When I was a kid I had a pet hamster, that I adoringly named Grover. Unfortunately, I was not able to produce my /R/ sound, so Grover shortly became known as “Gwova.” By being teased and imitated at school, I quickly learned what other people heard when I spoke… and I was very embarrassed about my speech. Looking back years later, I consider myself to be incredibly fortunate that this teasing did not lead to bullying, but sadly not the case for most children.
It has been a goal of mine, since becoming a speech-language pathologist, to not only work on the communication difficulty itself, but to target self-esteem. Speech-language pathologists often find themselves faced with the bullying epidemic. They may work in schools, where most bullying typically occurs, or they may work outside of schools, but with students that are frequently susceptible to bullying, for example, children with communication, developmental, and/or social difficulties.
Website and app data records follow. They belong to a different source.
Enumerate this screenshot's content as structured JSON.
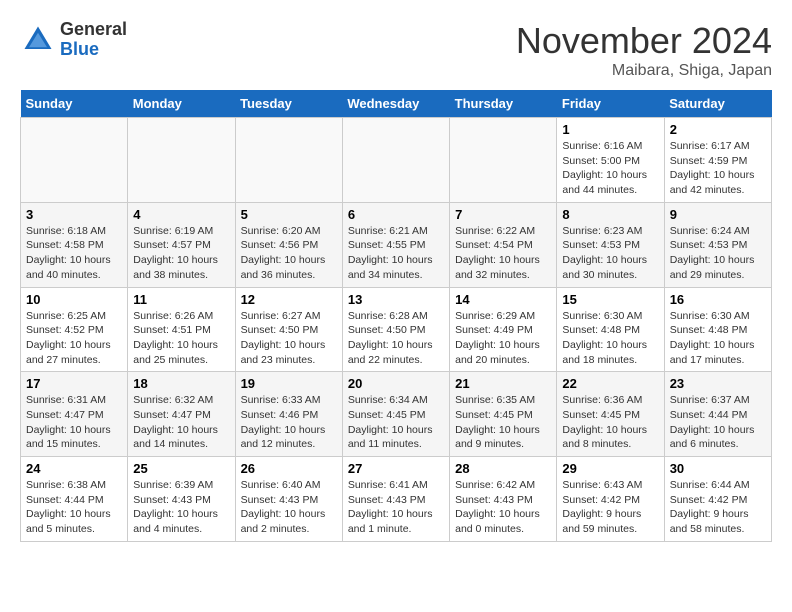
{
  "header": {
    "logo_general": "General",
    "logo_blue": "Blue",
    "month_title": "November 2024",
    "location": "Maibara, Shiga, Japan"
  },
  "days_of_week": [
    "Sunday",
    "Monday",
    "Tuesday",
    "Wednesday",
    "Thursday",
    "Friday",
    "Saturday"
  ],
  "weeks": [
    [
      {
        "day": "",
        "empty": true
      },
      {
        "day": "",
        "empty": true
      },
      {
        "day": "",
        "empty": true
      },
      {
        "day": "",
        "empty": true
      },
      {
        "day": "",
        "empty": true
      },
      {
        "day": "1",
        "sunrise": "Sunrise: 6:16 AM",
        "sunset": "Sunset: 5:00 PM",
        "daylight": "Daylight: 10 hours and 44 minutes."
      },
      {
        "day": "2",
        "sunrise": "Sunrise: 6:17 AM",
        "sunset": "Sunset: 4:59 PM",
        "daylight": "Daylight: 10 hours and 42 minutes."
      }
    ],
    [
      {
        "day": "3",
        "sunrise": "Sunrise: 6:18 AM",
        "sunset": "Sunset: 4:58 PM",
        "daylight": "Daylight: 10 hours and 40 minutes."
      },
      {
        "day": "4",
        "sunrise": "Sunrise: 6:19 AM",
        "sunset": "Sunset: 4:57 PM",
        "daylight": "Daylight: 10 hours and 38 minutes."
      },
      {
        "day": "5",
        "sunrise": "Sunrise: 6:20 AM",
        "sunset": "Sunset: 4:56 PM",
        "daylight": "Daylight: 10 hours and 36 minutes."
      },
      {
        "day": "6",
        "sunrise": "Sunrise: 6:21 AM",
        "sunset": "Sunset: 4:55 PM",
        "daylight": "Daylight: 10 hours and 34 minutes."
      },
      {
        "day": "7",
        "sunrise": "Sunrise: 6:22 AM",
        "sunset": "Sunset: 4:54 PM",
        "daylight": "Daylight: 10 hours and 32 minutes."
      },
      {
        "day": "8",
        "sunrise": "Sunrise: 6:23 AM",
        "sunset": "Sunset: 4:53 PM",
        "daylight": "Daylight: 10 hours and 30 minutes."
      },
      {
        "day": "9",
        "sunrise": "Sunrise: 6:24 AM",
        "sunset": "Sunset: 4:53 PM",
        "daylight": "Daylight: 10 hours and 29 minutes."
      }
    ],
    [
      {
        "day": "10",
        "sunrise": "Sunrise: 6:25 AM",
        "sunset": "Sunset: 4:52 PM",
        "daylight": "Daylight: 10 hours and 27 minutes."
      },
      {
        "day": "11",
        "sunrise": "Sunrise: 6:26 AM",
        "sunset": "Sunset: 4:51 PM",
        "daylight": "Daylight: 10 hours and 25 minutes."
      },
      {
        "day": "12",
        "sunrise": "Sunrise: 6:27 AM",
        "sunset": "Sunset: 4:50 PM",
        "daylight": "Daylight: 10 hours and 23 minutes."
      },
      {
        "day": "13",
        "sunrise": "Sunrise: 6:28 AM",
        "sunset": "Sunset: 4:50 PM",
        "daylight": "Daylight: 10 hours and 22 minutes."
      },
      {
        "day": "14",
        "sunrise": "Sunrise: 6:29 AM",
        "sunset": "Sunset: 4:49 PM",
        "daylight": "Daylight: 10 hours and 20 minutes."
      },
      {
        "day": "15",
        "sunrise": "Sunrise: 6:30 AM",
        "sunset": "Sunset: 4:48 PM",
        "daylight": "Daylight: 10 hours and 18 minutes."
      },
      {
        "day": "16",
        "sunrise": "Sunrise: 6:30 AM",
        "sunset": "Sunset: 4:48 PM",
        "daylight": "Daylight: 10 hours and 17 minutes."
      }
    ],
    [
      {
        "day": "17",
        "sunrise": "Sunrise: 6:31 AM",
        "sunset": "Sunset: 4:47 PM",
        "daylight": "Daylight: 10 hours and 15 minutes."
      },
      {
        "day": "18",
        "sunrise": "Sunrise: 6:32 AM",
        "sunset": "Sunset: 4:47 PM",
        "daylight": "Daylight: 10 hours and 14 minutes."
      },
      {
        "day": "19",
        "sunrise": "Sunrise: 6:33 AM",
        "sunset": "Sunset: 4:46 PM",
        "daylight": "Daylight: 10 hours and 12 minutes."
      },
      {
        "day": "20",
        "sunrise": "Sunrise: 6:34 AM",
        "sunset": "Sunset: 4:45 PM",
        "daylight": "Daylight: 10 hours and 11 minutes."
      },
      {
        "day": "21",
        "sunrise": "Sunrise: 6:35 AM",
        "sunset": "Sunset: 4:45 PM",
        "daylight": "Daylight: 10 hours and 9 minutes."
      },
      {
        "day": "22",
        "sunrise": "Sunrise: 6:36 AM",
        "sunset": "Sunset: 4:45 PM",
        "daylight": "Daylight: 10 hours and 8 minutes."
      },
      {
        "day": "23",
        "sunrise": "Sunrise: 6:37 AM",
        "sunset": "Sunset: 4:44 PM",
        "daylight": "Daylight: 10 hours and 6 minutes."
      }
    ],
    [
      {
        "day": "24",
        "sunrise": "Sunrise: 6:38 AM",
        "sunset": "Sunset: 4:44 PM",
        "daylight": "Daylight: 10 hours and 5 minutes."
      },
      {
        "day": "25",
        "sunrise": "Sunrise: 6:39 AM",
        "sunset": "Sunset: 4:43 PM",
        "daylight": "Daylight: 10 hours and 4 minutes."
      },
      {
        "day": "26",
        "sunrise": "Sunrise: 6:40 AM",
        "sunset": "Sunset: 4:43 PM",
        "daylight": "Daylight: 10 hours and 2 minutes."
      },
      {
        "day": "27",
        "sunrise": "Sunrise: 6:41 AM",
        "sunset": "Sunset: 4:43 PM",
        "daylight": "Daylight: 10 hours and 1 minute."
      },
      {
        "day": "28",
        "sunrise": "Sunrise: 6:42 AM",
        "sunset": "Sunset: 4:43 PM",
        "daylight": "Daylight: 10 hours and 0 minutes."
      },
      {
        "day": "29",
        "sunrise": "Sunrise: 6:43 AM",
        "sunset": "Sunset: 4:42 PM",
        "daylight": "Daylight: 9 hours and 59 minutes."
      },
      {
        "day": "30",
        "sunrise": "Sunrise: 6:44 AM",
        "sunset": "Sunset: 4:42 PM",
        "daylight": "Daylight: 9 hours and 58 minutes."
      }
    ]
  ]
}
A professor from Pennsylvania State University, Gordon Blood, has done extensive research on bullying and feels that speech-language pathologists have a role in managing and reducing social bullying. Examples of social bullying are: a child not being allowed to join a game, to participate in conversation with peers, or becoming the subject of teasing or negative gossip, in turn causing children to experience emotional and/or academic difficulties. Blood says, “In all bullying, there’s intent to do harm, and a perceived power imbalance.” Speech-language pathologists are in a position where they can often have a strong role in restoring the balance of power that is disrupted in bullying. Instead of encouraging a child to ignore the problem, or pretend not to be bothered, it is recommended that professionals, such as speech-language pathologists, teachers, and parents do the following: 1) Listen to the child. Give them non-interrupted time to speak. 2) Praise the child for discussing the bullying – it can be incredibly hard for children to talk about. 3) Encourage the child to build his or her social network – one or two friends is all most children need to stick up to a bully.
Remember that the common goal for children that experience bullying is to develop their confidence enough to overcome bullying before it has negative effects on their learning and health.
Information obtained from Speech-language pathologists positioned to help victims of bullying, January 7, 2011, written by Gordon Blood, Ingrid Blood, Michael Boyle, and Gina Nalesnik from Pennsylvania State University.Written by: Michelle Cameron, M.H.Sc. S-LP(C) Speech-Language Pathologist, Reg. CASLPO The Speech Therapy Centres of Canada www.speechtherapycentres.com